“Crisis means to sift, a crisis is a perfect time to let the extra fall away so only the important will remain.”

This reminded me of a family member, whose health crisis eventually led her to shedding weight and embracing a healthier lifestyle and of a colleague who after being laid off, donated most of her things and relocated to a new city where she is now thriving. If you are currently experiencing a crisis think about what is it that you can safely let go of? What can you sift? What is taking up space in your life that no longer serves you?

What can you do?

In order to create better lives for ourselves we need to find our true identities, which we uncover by learning how to ask better questions. Whatever crisis, insurmountable change or terrifying uncertainty you may currently be facing, here is a process that can help you form an immediate action plan. In Glennon’s case this plan comprised of feeling grateful for the blessings in her life and setting small daily goals such as sleep, eating breakfast and taking her kids to school.

  1. Make a list of questions you can’t answer.

  2. Make a list of questions you can answer.

  3. Make a list of what you know.

  4. Then make a plan.

Answers to these questions became the light with which Glennon lit a path that, for her, was riddled with uncertainty and insecurity and then she took that first step and inch-by-inch, day-by-day, she transformed her life. You too can bring about profound transformation in your life by following in Glennon’s footsteps.

Words To Grow By

Glennon Doyle Melton

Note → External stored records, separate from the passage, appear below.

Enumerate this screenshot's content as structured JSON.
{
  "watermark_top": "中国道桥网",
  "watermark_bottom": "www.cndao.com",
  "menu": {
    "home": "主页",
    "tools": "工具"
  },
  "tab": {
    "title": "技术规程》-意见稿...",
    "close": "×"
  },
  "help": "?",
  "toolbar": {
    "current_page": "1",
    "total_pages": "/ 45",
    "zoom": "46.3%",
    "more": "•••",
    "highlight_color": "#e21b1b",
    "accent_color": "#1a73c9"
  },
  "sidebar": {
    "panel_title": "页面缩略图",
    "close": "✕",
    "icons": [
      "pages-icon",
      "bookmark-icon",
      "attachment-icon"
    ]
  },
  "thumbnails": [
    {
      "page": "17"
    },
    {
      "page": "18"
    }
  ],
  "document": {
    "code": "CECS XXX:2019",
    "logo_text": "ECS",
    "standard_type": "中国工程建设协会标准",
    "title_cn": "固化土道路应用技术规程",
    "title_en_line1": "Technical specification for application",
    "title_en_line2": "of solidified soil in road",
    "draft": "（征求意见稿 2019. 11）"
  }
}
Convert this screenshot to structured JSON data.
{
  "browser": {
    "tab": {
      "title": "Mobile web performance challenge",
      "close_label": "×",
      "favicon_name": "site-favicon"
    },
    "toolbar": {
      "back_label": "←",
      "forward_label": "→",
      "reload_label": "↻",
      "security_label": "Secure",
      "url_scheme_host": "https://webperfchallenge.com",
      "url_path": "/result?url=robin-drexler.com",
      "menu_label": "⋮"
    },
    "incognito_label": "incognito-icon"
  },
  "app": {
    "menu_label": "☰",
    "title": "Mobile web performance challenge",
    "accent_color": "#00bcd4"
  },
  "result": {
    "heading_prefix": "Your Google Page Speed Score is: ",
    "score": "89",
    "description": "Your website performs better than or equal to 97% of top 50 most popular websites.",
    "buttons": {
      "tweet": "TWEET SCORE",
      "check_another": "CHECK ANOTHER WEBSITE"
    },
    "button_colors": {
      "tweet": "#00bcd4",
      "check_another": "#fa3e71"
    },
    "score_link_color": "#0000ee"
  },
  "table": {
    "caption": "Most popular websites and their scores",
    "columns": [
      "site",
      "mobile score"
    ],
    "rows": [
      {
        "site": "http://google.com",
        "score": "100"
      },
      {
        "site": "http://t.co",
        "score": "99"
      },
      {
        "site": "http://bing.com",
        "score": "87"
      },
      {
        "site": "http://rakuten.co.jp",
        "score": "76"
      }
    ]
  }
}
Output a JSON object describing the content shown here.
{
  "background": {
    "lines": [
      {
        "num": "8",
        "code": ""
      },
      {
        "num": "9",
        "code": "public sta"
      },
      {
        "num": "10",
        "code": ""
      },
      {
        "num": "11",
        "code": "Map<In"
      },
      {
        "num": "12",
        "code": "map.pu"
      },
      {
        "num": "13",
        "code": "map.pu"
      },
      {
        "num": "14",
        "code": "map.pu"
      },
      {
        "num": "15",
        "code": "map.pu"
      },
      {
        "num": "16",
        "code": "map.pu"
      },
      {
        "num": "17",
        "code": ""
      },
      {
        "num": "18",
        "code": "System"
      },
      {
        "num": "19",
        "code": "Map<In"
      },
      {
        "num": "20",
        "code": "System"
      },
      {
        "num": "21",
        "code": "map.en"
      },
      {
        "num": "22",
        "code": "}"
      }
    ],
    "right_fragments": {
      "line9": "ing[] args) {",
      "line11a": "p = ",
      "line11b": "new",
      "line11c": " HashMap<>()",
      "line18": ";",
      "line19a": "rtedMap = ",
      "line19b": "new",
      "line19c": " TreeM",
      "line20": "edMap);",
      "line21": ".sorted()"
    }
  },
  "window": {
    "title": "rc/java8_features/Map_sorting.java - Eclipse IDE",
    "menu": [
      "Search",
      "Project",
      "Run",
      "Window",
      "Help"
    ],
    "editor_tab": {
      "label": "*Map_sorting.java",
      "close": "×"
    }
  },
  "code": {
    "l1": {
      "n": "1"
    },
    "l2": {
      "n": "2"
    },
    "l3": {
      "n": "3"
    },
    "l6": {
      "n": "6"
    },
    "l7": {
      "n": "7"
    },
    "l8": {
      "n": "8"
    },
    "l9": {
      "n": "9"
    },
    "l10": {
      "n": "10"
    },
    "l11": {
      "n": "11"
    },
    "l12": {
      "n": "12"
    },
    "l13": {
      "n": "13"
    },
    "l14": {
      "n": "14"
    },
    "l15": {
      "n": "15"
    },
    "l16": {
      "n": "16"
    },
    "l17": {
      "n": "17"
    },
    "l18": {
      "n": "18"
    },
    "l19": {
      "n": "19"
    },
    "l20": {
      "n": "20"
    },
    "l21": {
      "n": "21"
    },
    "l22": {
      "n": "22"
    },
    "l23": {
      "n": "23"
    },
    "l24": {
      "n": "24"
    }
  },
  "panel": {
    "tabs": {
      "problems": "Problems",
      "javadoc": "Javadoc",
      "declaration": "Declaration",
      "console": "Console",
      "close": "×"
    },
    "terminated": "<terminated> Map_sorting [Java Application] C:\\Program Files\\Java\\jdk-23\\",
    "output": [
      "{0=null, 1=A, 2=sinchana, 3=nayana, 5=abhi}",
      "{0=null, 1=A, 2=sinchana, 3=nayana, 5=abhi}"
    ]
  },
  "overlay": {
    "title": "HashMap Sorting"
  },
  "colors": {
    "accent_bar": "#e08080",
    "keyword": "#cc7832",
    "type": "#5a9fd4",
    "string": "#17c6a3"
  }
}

“Every girl must decide whether to be true to herself or true to the world. Every girl must decide whether to settle for adoration or fight for love”